__DIRECTIONS FOR THIS TASK__: Your task is to output every record exactly as it is given.

-- Opening Marker --

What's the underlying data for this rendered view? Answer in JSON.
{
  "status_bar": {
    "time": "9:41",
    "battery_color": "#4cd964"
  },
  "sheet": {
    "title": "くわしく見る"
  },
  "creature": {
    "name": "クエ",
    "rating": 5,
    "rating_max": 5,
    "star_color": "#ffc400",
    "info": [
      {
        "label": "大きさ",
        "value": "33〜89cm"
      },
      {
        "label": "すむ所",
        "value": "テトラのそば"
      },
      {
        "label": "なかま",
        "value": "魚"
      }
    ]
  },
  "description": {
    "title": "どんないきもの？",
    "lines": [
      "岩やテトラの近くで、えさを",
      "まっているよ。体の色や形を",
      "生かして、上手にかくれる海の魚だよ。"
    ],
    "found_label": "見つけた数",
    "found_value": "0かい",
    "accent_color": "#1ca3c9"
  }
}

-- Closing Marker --

__WRITTEN SOLUTION__:
What's the underlying data for this rendered view? Answer in JSON.
{
  "status_bar": {
    "time": "9:41",
    "battery_color": "#4cd964"
  },
  "sheet": {
    "title": "くわしく見る"
  },
  "creature": {
    "name": "クエ",
    "rating": 5,
    "rating_max": 5,
    "star_color": "#ffc400",
    "info": [
      {
        "label": "大きさ",
        "value": "33〜89cm"
      },
      {
        "label": "すむ所",
        "value": "テトラのそば"
      },
      {
        "label": "なかま",
        "value": "魚"
      }
    ]
  },
  "description": {
    "title": "どんないきもの？",
    "lines": [
      "岩やテトラの近くで、えさを",
      "まっているよ。体の色や形を",
      "生かして、上手にかくれる海の魚だよ。"
    ],
    "found_label": "見つけた数",
    "found_value": "0かい",
    "accent_color": "#1ca3c9"
  }
}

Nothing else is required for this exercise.